Date Published: 29-Jun-2012
NEWLY elected President of the Connacht Rugby Branch, Aidan O’Halloran says it is “phenomenal” how much the professional game in the province has grown in recent years and he believes the province may now be ready to take the next step in its development by becoming a greater force in international club rugby.
On a beautiful morning in Foyle’s Hotel, Clifden, O’Halloran – a former member of Offaly’s legendary All-Ireland winning Gaelic football squad of 1982 – takes time out from his heady detail as manager of the local Bank of Ireland branch to chat about his new role in Connacht rugby.
It’s evident from the off that O’Halloran, father of Connacht winger Tiernan, has a great zest for life – something that became apparent from his own early sporting days. In his youth, he won a coveted Hogan Cup with Carmelite College, Moate – defeating St Jarlath’s College in the 1976 All-Ireland decider – before lifting the Sam Maguire Cup following that iconic moment in 1982 when a late goal from Offaly’s Seamus Darby ended Kerry’s five-in-a-row ambitions.
No surprise, then, that O’Halloran talks fondly of those days – days when he also took to the rugby fields of Leinster where he saw Towns Cup action with Athlone (late 1970s), Tullamore (early to mid ‘80s) and Portlaoise (late ‘80s) before he returned to Tullamore again in the early ‘90s.
Invariably, it was the bank job that conjured up this nomadic existence when it came to his club rugby. In the mid ‘90s, he was on the road again, this time his appointment as assistant manager to the bank in Ballygar, leading him to Creggs RFC in 1996.
“I played for Creggs for the two years they were in the All-Ireland League; it (bank appointment) just happened to coincide with those two years Creggs were in Division 4 of the AIL,” says O’Halloran.
“Unfortunately, their stay in the AIL didn’t last beyond the two years.
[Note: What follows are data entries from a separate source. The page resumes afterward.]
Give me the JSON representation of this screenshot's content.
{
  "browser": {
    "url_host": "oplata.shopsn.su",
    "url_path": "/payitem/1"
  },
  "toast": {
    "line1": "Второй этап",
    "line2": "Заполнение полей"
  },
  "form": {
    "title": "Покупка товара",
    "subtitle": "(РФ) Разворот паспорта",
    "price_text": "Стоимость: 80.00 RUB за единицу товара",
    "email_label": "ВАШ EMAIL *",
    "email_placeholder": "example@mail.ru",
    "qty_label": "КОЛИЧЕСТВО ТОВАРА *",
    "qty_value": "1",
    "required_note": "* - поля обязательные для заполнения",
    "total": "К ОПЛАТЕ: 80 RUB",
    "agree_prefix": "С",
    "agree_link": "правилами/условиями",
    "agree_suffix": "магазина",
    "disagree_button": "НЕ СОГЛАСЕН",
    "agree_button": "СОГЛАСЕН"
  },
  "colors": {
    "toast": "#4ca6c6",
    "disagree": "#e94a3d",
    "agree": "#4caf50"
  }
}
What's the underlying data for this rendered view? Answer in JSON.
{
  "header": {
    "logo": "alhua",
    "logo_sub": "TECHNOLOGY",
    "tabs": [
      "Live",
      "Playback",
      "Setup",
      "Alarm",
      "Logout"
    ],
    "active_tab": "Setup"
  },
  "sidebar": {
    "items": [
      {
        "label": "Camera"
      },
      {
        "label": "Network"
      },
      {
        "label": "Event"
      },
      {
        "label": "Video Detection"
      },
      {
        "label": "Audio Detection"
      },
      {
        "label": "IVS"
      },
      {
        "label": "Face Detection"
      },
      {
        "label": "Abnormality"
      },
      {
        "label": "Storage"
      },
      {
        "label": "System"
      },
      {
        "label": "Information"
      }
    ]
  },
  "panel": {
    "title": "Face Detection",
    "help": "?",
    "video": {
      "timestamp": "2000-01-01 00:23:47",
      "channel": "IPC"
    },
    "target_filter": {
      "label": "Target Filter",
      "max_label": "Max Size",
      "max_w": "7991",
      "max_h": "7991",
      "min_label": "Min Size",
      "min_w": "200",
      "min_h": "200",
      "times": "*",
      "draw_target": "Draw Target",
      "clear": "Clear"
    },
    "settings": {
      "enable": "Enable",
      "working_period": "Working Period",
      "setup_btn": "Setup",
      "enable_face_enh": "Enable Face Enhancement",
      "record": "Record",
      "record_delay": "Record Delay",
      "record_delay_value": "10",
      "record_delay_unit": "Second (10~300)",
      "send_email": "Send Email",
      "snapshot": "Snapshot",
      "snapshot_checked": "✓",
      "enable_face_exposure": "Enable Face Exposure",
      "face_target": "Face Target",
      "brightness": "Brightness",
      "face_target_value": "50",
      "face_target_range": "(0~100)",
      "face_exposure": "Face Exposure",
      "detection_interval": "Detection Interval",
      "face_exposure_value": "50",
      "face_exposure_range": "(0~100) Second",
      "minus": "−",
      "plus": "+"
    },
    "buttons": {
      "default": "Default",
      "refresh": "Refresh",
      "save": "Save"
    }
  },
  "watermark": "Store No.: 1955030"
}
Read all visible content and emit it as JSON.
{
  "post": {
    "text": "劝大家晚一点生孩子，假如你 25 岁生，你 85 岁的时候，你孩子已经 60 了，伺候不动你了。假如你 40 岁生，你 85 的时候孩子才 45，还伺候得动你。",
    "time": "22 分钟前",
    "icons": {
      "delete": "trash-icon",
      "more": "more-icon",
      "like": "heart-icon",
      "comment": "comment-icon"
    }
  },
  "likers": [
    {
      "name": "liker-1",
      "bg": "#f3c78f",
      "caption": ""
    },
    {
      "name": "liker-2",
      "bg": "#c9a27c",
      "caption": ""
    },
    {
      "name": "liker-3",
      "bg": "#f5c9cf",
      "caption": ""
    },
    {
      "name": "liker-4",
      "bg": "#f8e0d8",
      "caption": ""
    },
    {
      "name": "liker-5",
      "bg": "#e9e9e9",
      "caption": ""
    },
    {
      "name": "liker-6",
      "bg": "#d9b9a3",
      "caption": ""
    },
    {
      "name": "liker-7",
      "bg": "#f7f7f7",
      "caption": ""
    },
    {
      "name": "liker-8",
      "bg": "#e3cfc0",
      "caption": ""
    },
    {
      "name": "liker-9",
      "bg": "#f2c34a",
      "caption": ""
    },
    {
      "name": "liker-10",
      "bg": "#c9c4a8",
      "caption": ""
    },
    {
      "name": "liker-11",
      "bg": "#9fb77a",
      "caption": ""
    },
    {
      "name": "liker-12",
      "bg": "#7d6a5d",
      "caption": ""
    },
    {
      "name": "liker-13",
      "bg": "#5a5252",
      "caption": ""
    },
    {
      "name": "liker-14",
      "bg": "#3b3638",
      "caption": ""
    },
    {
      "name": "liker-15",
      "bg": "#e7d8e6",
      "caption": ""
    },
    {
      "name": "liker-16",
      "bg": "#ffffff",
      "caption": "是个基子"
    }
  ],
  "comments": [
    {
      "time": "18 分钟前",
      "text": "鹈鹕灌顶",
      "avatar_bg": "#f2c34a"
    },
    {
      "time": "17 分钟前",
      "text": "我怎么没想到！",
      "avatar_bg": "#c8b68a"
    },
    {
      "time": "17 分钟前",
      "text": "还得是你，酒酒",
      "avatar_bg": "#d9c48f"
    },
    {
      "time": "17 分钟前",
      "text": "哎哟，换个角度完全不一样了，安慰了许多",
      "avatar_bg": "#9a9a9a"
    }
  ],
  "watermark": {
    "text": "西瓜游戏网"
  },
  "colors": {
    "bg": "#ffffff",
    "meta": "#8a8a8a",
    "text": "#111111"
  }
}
It was always going to be hard for them with a very small pool of players really and probably an ageing team at that stage, with the likes of Ger and Kieran Dowd, Kevin O’Rourke and Barry Kilcommins.”
During this time, O’Halloran would line out with Creggs on the Saturday and, as he had dual status, with Dunmore on the Sunday.
“I had two years with those clubs and then I was appointed as bank manager in Clifden in 1999, so I moved down here then. The natural progression was to join up with Connemara RFC at that stage.”
Then 40 years of age, the father of three decided it was time to bring the curtain down on his playing career and instead began to turn his hand to both coaching and administrative matters with the Connemara All-Blacks, getting involved with both the U-20s and seniors.
“I suppose our biggest success at senior level (with Connemara) would have been the first year we qualified for the All-Ireland League (Division 3), which was the 2001/’02 season. We had finished fourth in the League, proper, but, at that time, there were semifinals and finals. So, we beat Greystones in the semi-final and we beat Trinity in the Old Lansdowne Road in the final.
“That was a huge event for this area, for a small club in Connemara to be playing in Lansdowne Road. Trinity would also have been a very prominent and strong team at that time and, obviously, so would have been Greystones.
It is great to think, though, that we have managed to maintain our status in the league since then.”
For more see this week’s Tribune